Isolate every line in the data with the string "JSON" and copy it.

"""

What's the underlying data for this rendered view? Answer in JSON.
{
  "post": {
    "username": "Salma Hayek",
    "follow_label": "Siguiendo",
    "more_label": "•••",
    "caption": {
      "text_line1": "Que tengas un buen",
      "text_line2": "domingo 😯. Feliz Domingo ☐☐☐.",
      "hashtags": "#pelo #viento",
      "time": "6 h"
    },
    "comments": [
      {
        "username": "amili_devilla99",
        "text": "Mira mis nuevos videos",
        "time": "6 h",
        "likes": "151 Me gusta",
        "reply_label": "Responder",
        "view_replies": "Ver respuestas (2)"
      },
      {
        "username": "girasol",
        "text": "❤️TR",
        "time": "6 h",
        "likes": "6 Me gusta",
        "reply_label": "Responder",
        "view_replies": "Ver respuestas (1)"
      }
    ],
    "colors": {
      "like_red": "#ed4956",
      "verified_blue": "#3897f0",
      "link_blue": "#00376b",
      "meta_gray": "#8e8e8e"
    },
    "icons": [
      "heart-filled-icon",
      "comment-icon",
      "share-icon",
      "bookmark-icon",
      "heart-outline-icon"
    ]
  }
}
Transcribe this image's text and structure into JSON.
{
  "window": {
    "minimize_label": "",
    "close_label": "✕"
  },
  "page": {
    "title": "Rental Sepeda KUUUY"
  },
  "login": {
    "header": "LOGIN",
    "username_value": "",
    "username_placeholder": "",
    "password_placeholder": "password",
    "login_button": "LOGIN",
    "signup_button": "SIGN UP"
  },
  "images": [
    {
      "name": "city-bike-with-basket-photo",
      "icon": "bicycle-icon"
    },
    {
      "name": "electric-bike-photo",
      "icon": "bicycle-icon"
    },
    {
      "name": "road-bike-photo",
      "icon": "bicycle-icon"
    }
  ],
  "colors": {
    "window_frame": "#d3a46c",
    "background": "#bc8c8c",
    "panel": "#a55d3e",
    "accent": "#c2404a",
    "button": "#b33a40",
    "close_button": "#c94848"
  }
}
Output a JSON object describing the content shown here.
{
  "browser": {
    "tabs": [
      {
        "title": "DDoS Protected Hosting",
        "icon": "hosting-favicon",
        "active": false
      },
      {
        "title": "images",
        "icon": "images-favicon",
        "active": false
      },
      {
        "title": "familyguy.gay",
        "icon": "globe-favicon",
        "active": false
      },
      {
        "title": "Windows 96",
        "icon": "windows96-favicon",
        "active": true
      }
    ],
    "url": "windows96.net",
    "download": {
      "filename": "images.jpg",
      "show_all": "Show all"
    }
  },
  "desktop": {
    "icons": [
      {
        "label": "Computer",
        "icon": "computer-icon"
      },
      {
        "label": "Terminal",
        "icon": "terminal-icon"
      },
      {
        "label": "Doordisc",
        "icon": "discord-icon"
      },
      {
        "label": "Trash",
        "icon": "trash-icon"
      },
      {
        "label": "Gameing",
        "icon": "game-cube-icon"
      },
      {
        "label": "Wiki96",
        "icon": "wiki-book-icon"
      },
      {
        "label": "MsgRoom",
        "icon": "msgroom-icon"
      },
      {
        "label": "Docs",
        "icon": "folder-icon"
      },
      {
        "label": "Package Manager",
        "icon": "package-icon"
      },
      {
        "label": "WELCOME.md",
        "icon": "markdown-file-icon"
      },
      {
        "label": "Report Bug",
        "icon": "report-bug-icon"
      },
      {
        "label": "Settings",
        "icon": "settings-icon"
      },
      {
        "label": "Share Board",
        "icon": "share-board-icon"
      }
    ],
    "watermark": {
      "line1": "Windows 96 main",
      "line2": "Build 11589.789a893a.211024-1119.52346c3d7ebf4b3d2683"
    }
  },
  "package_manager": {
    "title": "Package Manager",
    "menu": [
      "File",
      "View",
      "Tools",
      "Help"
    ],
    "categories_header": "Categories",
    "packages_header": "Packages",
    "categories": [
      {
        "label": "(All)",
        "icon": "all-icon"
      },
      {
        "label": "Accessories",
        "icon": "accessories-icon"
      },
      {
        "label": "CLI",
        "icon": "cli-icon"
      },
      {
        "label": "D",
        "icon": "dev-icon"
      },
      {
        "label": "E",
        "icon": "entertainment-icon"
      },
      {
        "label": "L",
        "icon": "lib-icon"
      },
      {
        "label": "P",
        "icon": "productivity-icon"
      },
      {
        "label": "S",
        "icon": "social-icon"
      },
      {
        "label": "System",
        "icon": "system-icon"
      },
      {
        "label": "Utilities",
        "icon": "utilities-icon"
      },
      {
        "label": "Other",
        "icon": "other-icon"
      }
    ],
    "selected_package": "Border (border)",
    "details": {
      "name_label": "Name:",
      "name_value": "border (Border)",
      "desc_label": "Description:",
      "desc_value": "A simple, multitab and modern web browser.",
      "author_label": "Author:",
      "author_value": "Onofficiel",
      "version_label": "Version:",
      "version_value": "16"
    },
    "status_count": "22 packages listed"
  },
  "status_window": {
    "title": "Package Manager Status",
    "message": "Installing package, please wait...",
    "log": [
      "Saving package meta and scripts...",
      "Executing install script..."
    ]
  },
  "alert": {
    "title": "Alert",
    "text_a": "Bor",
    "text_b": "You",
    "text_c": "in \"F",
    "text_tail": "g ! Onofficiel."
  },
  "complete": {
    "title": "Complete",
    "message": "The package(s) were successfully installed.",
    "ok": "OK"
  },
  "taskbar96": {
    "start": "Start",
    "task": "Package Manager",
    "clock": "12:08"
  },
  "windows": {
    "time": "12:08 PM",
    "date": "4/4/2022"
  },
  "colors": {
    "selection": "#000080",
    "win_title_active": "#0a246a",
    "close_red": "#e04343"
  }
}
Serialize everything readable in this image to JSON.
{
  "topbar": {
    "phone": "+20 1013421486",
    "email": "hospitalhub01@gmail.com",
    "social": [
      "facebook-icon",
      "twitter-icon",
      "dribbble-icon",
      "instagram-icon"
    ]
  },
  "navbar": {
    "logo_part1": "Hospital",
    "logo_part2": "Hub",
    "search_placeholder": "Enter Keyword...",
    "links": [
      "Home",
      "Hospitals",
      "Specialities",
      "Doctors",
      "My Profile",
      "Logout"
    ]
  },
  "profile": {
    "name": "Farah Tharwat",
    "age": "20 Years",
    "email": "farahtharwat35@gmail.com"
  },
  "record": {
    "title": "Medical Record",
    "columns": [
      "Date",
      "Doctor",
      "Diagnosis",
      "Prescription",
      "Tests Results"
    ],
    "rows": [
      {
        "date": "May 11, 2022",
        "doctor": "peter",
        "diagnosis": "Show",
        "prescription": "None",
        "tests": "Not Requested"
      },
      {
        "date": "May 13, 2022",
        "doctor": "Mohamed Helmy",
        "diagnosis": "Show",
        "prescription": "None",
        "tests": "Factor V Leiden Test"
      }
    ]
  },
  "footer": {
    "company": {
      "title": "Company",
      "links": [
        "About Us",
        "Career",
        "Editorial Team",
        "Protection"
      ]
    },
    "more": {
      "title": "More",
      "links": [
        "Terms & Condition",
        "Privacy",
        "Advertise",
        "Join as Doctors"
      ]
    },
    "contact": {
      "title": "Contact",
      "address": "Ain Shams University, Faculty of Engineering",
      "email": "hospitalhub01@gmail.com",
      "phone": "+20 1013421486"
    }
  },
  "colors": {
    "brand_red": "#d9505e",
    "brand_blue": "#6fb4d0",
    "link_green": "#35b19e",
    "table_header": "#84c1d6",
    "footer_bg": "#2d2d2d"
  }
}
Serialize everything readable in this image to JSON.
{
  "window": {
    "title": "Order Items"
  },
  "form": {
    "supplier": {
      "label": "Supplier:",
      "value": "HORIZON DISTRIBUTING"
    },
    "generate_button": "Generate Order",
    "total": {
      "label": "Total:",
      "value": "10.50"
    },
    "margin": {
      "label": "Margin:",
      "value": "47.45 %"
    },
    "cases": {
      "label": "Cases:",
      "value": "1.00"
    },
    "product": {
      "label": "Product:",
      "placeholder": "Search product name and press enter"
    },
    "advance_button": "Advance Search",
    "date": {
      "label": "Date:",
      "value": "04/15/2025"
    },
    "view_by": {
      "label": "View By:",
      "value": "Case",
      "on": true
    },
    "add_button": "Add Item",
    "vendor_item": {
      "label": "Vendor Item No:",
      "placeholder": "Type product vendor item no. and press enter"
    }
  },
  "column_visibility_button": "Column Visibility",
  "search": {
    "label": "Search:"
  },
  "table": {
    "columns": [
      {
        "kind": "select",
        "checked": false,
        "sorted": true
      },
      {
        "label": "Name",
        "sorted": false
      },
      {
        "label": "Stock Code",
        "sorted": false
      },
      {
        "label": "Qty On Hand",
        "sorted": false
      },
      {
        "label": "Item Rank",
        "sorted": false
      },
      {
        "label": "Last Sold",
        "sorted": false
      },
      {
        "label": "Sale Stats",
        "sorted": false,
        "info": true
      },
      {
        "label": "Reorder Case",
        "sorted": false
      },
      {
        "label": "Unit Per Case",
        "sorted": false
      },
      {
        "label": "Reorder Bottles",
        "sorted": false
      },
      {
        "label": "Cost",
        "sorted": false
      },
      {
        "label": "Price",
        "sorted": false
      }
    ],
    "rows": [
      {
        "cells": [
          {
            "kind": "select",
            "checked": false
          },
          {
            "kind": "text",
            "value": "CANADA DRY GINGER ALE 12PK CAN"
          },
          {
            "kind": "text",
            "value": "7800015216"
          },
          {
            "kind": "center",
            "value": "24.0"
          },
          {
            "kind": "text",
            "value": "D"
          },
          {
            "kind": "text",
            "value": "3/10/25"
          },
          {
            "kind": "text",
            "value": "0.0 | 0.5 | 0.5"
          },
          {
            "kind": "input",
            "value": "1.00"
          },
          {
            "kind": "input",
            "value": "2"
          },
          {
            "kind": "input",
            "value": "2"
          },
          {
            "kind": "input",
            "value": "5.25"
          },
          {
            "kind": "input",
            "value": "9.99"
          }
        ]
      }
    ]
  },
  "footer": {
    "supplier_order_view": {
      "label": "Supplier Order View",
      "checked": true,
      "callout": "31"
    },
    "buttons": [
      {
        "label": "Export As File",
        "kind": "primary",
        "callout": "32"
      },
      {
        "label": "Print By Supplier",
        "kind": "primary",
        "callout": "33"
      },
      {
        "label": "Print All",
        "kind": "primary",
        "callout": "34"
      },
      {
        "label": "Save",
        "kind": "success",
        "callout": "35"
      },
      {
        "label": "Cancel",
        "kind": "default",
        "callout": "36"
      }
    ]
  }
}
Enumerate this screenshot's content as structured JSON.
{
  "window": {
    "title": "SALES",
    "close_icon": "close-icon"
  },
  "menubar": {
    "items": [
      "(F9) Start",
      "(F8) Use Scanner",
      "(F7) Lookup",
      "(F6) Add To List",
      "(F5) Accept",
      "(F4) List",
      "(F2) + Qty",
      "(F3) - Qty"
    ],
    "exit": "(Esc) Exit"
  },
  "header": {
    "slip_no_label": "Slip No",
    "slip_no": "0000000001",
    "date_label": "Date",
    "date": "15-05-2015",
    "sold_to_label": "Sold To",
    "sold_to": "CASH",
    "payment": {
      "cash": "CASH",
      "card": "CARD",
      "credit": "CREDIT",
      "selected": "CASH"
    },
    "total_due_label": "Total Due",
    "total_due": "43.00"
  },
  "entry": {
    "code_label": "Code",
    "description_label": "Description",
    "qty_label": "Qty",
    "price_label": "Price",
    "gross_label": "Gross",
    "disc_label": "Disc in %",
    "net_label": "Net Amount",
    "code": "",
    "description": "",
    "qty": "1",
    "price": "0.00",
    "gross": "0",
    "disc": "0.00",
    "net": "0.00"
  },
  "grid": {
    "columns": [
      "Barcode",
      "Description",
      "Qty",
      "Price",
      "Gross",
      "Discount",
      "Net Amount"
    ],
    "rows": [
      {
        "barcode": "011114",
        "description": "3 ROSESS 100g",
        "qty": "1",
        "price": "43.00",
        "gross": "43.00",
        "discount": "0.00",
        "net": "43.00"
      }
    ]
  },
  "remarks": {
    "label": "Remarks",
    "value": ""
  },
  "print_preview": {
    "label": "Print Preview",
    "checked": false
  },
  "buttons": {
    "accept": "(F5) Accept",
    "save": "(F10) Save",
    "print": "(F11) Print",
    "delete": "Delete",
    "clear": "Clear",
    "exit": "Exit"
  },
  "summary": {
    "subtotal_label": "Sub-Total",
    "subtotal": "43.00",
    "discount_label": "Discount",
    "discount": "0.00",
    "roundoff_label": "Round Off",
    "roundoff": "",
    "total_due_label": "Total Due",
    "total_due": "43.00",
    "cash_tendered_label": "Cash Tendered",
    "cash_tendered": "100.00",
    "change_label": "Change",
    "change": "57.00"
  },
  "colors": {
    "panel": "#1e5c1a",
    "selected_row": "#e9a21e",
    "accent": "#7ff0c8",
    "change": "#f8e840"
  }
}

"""

#### EXERCISE SOLUTION:
What's the underlying data for this rendered view? Answer in JSON.
Transcribe this image's text and structure into JSON.
Output a JSON object describing the content shown here.
Serialize everything readable in this image to JSON.
Serialize everything readable in this image to JSON.
Enumerate this screenshot's content as structured JSON.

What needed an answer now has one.